“We have one guy out there by himself at night and there are hazardous materials out there,” Hicks said.
“I’ve been out there at night when people have driven up to the plant,” Kluthe commented. ‘I think our guys will appreciate having cameras out there.”
Hicks noted that the city already has cameras installed at the Police Department and has discussed eventually installing cameras at the Street Department for similar reasons.
Also related to the water plant, Hicks reported that Water Plant Supervisor Don Shuey has asked to implement a policy governing employee’s use of cell phones while on the job.
“Wouldn’t we have to amend our employee handbook so it’s the same for all employees?” Kluthe asked.
“No,” City Attorney Kevin Polo replied, “I think departments can set their own policies as needed.”
Council members agreed to absorb half of the $825.55 cost of repairing a water main break near the SuperBowl Bowling Alley. Harold Besserman, owner of the business, appeared at the last meeting of the council to register a complaint about the cost of the project, noting that he would have made arrangements to have the break repaired if he had known about it and had known he would be held responsible for the cost.
Ald. Jerry Dolliger noted that the leak pre-dated Besserman’s acquisition of the property and recommended splitting the cost 50/50 with Besserman.
“It’s more or less a goodwill thing,” Dolliger said.
“When we had the barricade situation out there, we used his parking lot as a staging area,” Kluthe noted. “He came out and opened his doors so emergency workers could have access to a bathroom.”
Dolliger said $500 of the total bill was for excavating services provided by Mark Ranger, with the remainder representing city personnel costs.

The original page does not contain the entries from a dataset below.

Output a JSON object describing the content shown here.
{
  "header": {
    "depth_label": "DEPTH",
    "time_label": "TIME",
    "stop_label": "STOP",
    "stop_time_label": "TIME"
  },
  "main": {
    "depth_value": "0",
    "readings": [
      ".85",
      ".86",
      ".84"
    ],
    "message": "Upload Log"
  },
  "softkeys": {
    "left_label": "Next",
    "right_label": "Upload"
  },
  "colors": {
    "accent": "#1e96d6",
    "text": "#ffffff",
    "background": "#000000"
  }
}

LIQUOR LICENSE ORDINANCE TABLED
At the request of Mayor Hicks, the council tabled action on an amendment to the city’s liquor licensing ordinance. At the last meeting of the council, Hicks requested changes to the ordinance to define additional classifications of liquor licenses to more closely reflect the activities of businesses that sell alcoholic beverages. He reported Monday night that additional work needs to be done but the new ordinance tentatively will offer licenses for businesses that sell package liquor only, businesses that sell liquor with food services, and businesses that sell liquor with food, along with video gambling machines.
In other action, the council:
- Accepted a quote from Feeley’s Tree Service to remove two dead trees on Edwards Street at a total cost of $375.
- Authorized the purchase of a new buffer for the Civic Center from M.H. Sales, Gillespie, at a cost of about $920, including shipping.
- Agreed to donate $100 to the Gillespie High School Post Prom organization.
- Accepted a technical amendment to the city’s agreement with the Illinois Public Risk Fund program to provide worker’s compensation insurance coverage. The program is a consortium of Illinois municipalities that have pooled funds for worker’s compensation coverage.
- Voted to accept a resolution to adopt a benefit planning system for city employees. Polo told the council the action will keep out-of-pocket health insurance costs for city employees at the level required by contract but may require the city to subsidize additional costs due to variations in the policies offered to members of each of the three unions representing city employees.